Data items
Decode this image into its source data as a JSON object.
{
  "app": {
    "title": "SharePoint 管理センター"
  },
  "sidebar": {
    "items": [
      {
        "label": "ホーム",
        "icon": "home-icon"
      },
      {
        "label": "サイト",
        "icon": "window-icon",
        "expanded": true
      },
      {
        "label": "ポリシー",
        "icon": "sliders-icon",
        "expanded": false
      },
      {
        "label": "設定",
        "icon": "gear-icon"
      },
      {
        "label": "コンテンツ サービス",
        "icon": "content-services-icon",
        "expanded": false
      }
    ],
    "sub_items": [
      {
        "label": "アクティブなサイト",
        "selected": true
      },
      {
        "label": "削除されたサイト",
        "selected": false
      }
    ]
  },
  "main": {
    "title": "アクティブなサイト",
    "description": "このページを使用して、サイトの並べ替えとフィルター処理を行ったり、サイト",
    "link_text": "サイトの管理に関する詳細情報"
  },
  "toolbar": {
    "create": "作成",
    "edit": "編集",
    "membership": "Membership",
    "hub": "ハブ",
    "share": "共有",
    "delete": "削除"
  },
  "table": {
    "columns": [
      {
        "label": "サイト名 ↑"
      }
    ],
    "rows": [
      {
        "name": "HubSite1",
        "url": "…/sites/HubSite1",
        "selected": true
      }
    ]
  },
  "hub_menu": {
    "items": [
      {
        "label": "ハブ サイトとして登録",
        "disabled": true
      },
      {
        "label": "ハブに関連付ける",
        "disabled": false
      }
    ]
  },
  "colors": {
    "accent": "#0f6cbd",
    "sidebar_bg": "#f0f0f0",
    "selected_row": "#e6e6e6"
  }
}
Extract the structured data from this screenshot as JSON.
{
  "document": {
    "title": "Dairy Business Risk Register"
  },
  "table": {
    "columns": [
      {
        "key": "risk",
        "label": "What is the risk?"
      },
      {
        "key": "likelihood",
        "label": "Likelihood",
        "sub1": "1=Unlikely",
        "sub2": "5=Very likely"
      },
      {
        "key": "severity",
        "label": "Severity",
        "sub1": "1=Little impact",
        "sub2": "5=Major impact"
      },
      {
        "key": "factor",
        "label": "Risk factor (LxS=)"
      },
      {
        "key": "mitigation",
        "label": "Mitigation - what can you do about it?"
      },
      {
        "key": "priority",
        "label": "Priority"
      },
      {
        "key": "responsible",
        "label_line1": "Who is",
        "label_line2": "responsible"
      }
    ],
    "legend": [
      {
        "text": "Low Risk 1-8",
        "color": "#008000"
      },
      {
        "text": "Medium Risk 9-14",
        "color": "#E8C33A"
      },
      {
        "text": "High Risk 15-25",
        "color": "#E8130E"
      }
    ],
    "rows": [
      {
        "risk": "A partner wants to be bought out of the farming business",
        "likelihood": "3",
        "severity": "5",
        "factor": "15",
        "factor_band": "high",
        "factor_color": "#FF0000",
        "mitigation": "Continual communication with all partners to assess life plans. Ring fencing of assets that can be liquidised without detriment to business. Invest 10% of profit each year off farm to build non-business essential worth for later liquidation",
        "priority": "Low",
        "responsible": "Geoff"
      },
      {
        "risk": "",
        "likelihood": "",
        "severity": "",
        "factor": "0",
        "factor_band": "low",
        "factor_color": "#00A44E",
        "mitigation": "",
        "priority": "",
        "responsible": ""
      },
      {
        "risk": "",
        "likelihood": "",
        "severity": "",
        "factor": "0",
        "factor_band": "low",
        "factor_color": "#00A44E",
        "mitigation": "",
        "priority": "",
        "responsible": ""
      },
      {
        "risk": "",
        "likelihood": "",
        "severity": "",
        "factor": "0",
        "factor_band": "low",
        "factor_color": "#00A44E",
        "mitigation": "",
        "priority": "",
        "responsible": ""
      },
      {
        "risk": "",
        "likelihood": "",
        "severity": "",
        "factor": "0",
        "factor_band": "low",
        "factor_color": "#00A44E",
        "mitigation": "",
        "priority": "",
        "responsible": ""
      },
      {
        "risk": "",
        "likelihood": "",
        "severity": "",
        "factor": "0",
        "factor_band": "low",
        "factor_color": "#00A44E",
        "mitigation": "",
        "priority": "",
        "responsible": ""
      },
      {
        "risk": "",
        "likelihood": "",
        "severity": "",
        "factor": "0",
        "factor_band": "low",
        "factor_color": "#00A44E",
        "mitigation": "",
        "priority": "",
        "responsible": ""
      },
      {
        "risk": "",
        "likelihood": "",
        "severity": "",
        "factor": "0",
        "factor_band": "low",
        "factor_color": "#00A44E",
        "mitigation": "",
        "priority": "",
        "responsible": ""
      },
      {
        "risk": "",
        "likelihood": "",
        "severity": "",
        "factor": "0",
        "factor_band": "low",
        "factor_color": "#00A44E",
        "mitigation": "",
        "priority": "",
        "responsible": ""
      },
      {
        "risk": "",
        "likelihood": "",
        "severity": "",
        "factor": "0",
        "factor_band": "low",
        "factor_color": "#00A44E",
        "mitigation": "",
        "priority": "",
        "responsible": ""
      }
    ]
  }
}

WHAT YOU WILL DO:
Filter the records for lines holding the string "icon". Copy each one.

EXERCISE OUTPUT:
        "icon": "home-icon"
        "icon": "window-icon",
        "icon": "sliders-icon",
        "icon": "gear-icon"
        "icon": "content-services-icon",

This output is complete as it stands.